The Golden Rule has always been the driving force at Knauz, a local automotive company celebrating its 80th anniversary this year.
CEO William Madden, who 14 years ago took over running the company started by his wife Kim’s grandparents in 1934, even had six-inch golden rulers made to distribute to all employees and new hires.
“I wanted something simple that reminds everybody every day that this is what we’re all about,” Madden said.
Treating others how you want to be treated extends to employees as well as customers. And it’s a lesson Madden practices himself.
The bow-tied CEO walks the 30-acre Knauz Auto Park, located at 407 Skokie Valley Highway in Lake Bluff since 2001, and its BMW, Hyundai, Land Rover and Mercedes-Benz “stores” daily, greeting every employee he meets on his rounds by name and reinforcing the company’s message.
“It’s only 300 names. Shame on me if I can’t remember them,” Madden said.
In an industry where other businesses have come and gone, Knauz remains a strong presence on the North Shore. Madden credits the company’s adherence to The Golden Rule as the “secret” to the company’s success.
“This is still a very personal business. It’s one car at a time, whether you’re selling it or you’re fixing it,” he said.
Treating others as you want to be treated is reinforced in weekly and monthly meetings with staff.
“It’s part of our heritage,” he said. “I just don’t know that it’s been a part of other companies’ cultures as it has been here from the beginning.”

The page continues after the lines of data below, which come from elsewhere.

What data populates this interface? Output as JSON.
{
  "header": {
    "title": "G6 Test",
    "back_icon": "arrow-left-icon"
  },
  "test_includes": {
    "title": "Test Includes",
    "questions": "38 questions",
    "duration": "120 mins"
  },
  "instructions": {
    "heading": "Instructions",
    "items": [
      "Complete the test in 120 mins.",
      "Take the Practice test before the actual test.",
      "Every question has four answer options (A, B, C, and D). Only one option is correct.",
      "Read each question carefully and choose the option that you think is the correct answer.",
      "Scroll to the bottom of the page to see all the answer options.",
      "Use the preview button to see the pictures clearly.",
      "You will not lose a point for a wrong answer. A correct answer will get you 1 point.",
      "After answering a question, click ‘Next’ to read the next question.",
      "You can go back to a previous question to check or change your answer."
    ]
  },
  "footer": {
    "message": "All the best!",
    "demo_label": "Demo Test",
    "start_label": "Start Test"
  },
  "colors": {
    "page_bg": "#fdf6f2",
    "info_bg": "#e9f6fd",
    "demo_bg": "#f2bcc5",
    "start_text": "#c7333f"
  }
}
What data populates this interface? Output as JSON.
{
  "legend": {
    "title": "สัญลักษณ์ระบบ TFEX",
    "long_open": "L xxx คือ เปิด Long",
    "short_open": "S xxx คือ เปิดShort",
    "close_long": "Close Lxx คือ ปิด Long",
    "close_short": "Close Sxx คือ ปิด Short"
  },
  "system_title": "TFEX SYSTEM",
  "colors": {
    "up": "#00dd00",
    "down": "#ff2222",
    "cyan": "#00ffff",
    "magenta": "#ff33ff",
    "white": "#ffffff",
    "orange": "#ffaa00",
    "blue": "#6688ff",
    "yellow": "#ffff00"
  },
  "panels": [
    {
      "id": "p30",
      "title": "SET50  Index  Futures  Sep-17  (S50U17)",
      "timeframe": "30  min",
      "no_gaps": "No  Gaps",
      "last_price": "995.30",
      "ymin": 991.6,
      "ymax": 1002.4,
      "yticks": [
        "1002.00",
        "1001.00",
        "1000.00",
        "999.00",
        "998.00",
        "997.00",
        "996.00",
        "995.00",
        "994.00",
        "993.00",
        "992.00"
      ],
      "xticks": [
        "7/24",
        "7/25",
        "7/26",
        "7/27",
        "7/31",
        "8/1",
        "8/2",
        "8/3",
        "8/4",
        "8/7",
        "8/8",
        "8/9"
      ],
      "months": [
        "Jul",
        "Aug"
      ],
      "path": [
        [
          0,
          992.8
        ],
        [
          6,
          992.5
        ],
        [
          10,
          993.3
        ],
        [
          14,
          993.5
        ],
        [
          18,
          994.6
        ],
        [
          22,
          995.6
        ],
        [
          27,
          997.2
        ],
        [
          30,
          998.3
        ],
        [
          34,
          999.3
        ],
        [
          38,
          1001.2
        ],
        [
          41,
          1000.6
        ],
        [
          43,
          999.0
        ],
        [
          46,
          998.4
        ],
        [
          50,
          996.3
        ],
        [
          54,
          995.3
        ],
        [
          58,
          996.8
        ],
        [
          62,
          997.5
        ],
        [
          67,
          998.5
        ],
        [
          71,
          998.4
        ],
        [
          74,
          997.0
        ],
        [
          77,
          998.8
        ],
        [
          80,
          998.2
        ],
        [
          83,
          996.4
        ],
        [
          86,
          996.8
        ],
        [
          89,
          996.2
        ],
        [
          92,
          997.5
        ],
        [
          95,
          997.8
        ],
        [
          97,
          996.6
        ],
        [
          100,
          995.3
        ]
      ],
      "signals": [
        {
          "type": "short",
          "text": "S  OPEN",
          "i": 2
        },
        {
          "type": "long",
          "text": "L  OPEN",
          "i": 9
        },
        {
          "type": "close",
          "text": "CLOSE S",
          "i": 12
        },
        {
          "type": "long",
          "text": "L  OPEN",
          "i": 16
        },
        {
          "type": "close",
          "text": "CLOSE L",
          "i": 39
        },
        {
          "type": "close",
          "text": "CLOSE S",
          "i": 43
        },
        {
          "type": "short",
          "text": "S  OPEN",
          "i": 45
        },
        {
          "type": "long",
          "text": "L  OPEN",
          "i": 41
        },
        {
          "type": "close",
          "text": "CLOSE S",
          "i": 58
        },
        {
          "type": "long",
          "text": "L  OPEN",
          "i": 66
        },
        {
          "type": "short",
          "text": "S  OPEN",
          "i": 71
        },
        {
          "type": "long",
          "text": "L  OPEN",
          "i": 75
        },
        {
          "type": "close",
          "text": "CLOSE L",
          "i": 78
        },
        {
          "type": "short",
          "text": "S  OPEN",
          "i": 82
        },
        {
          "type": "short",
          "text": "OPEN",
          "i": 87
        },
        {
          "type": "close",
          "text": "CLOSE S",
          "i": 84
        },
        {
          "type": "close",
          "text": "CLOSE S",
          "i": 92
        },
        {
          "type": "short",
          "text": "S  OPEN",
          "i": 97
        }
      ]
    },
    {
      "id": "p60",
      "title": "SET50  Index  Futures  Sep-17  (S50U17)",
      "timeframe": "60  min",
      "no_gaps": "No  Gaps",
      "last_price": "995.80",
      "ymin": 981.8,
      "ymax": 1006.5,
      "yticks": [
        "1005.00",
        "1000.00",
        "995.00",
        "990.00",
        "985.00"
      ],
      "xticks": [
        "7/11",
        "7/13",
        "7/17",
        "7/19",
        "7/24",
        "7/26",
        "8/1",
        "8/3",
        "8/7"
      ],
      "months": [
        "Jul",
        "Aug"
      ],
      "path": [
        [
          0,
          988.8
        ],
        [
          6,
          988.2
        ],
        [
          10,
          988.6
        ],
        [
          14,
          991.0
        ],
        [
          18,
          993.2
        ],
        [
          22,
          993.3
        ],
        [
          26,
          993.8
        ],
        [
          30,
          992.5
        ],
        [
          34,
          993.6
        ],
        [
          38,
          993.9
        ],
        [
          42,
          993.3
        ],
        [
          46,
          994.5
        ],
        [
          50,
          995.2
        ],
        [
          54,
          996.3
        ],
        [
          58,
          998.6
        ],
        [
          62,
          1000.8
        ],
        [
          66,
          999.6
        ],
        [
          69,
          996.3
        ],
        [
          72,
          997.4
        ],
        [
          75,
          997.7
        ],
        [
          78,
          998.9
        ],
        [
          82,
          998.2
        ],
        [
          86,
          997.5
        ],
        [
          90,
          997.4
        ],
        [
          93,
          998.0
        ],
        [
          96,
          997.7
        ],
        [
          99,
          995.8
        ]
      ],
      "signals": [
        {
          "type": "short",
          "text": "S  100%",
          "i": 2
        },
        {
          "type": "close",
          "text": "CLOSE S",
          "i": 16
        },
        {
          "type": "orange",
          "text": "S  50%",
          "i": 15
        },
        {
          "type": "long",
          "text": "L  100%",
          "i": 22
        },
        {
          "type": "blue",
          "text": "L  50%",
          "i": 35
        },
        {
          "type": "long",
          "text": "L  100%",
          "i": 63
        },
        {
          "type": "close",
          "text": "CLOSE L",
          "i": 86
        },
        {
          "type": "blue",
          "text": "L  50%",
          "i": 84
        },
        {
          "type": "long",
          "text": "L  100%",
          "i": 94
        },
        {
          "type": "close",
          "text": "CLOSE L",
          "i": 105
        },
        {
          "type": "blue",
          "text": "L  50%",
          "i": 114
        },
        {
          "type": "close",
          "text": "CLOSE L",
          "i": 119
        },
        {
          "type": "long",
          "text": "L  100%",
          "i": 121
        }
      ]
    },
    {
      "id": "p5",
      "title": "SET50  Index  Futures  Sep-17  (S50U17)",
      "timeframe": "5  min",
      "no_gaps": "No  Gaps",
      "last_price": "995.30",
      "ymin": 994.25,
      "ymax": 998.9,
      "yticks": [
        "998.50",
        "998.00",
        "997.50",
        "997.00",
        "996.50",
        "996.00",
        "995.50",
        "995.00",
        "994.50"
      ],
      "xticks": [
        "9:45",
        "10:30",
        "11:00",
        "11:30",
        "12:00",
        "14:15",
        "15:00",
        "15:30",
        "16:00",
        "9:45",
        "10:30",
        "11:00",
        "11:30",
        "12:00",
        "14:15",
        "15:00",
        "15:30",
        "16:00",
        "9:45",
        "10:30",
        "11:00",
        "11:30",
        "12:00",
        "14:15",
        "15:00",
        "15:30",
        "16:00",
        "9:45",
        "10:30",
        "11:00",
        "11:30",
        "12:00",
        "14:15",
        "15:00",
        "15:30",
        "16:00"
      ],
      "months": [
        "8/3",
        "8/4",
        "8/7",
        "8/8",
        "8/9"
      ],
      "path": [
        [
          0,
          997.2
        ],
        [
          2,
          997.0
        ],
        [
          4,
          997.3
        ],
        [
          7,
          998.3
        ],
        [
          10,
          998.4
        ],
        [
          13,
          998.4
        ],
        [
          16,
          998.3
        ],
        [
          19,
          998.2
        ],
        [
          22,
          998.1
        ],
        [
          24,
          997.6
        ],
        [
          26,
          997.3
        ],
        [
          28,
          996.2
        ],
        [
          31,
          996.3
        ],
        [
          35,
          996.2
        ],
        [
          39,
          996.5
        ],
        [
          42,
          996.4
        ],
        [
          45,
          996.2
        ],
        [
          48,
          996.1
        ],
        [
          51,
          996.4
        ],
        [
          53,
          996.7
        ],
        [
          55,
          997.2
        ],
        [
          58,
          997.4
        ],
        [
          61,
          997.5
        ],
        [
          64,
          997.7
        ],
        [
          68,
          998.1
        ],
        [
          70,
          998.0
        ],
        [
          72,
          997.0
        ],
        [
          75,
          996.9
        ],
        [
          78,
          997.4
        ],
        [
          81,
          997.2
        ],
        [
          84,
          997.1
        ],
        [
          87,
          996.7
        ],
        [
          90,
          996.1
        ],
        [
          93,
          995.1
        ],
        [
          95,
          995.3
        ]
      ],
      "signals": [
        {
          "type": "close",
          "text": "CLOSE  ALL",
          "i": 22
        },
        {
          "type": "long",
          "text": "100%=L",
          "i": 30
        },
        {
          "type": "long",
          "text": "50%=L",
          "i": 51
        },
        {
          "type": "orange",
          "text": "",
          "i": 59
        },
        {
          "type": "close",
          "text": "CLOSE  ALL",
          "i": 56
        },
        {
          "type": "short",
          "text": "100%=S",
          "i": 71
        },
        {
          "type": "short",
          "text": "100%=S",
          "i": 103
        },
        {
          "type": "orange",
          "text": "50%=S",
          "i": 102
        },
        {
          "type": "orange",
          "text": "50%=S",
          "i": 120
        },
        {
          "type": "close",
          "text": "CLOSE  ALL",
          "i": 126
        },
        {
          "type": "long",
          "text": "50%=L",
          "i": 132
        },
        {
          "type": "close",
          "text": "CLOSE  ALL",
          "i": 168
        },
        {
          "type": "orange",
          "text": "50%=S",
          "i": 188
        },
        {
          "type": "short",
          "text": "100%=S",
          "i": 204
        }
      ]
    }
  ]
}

The company was started in 1934 by Kim’s grandfather, Karl Knauz. He was a chauffeur for a wealthy family in Lake Forest. His wife was a cook. They both emigrated to the U.S. from Germany.
“In the depths of the Depression, they decided to risk their entire savings to open up a gas station and that’s how the company got started in 1934 on Western Avenue in Lake Forest,” Madden said.
The popular couple drew in business from all the estates and eventually expanded with auto sales. The first franchises were Chrysler, DeSoto and Plymouth, followed by Volvo, Alfa Romeo and Peugeot.
In 1959, Knauz became a Mercedes-Benz dealer and added Land Rover in 1961, until the company pulled out of the U.S. In 1971, BMW was added and Land Rover returned in 1985. Tapping into a new market, Madden added MINI Cooper in 2000 and Hyundai in 2009.
“I thought they would be a natural addition to our company. This way new customers can get started with us and learn about our capabilities,” Madden said.
In the last six months Knauz added a Sprinter franchise, a subsidiary of Mercedes-Benz that makes commercial vans.
While technology has taken the automotive world beyond the imaginings of Karl Knauz in 1934, the company’s steady adherence to The Golden Rule has not wavered — and appears to be working.
“In the service department in each one of our stores, we track retention. Our retention rate on cars we have sold is over 100 percent,” he said. “What that tells me is we are taking service business away from competitors. Even if they bought their vehicle someplace else, we’re servicing it.”
Reaching this milestone is something the company takes seriously.
“We’re very mindful and very humble about having been responsible for taking care of people and their cars for 80 years. It’s very important to us as a family,” he said.
To help celebrate eight decades in business, Knauz has been hosting concerts on Saturdays at the Auto Park.
“Come bring your picnic lunch and listen to the music,” Madden said.
The last of the five concerts is scheduled on Saturday, Sept. 20. From 10 a.m. to noon,102.3XLC will broadcast live from MINI, and from noon to 3 p.m., Flashback 45, an oldies band, will play hits from the ‘50s, ‘60s and ‘70s.
Save-A-Pet also will be on hand with adoptable dogs and cats. Refreshments will be available.
Anyone who has a specialty or classic cars is invited to display it in the parking lot during the concert.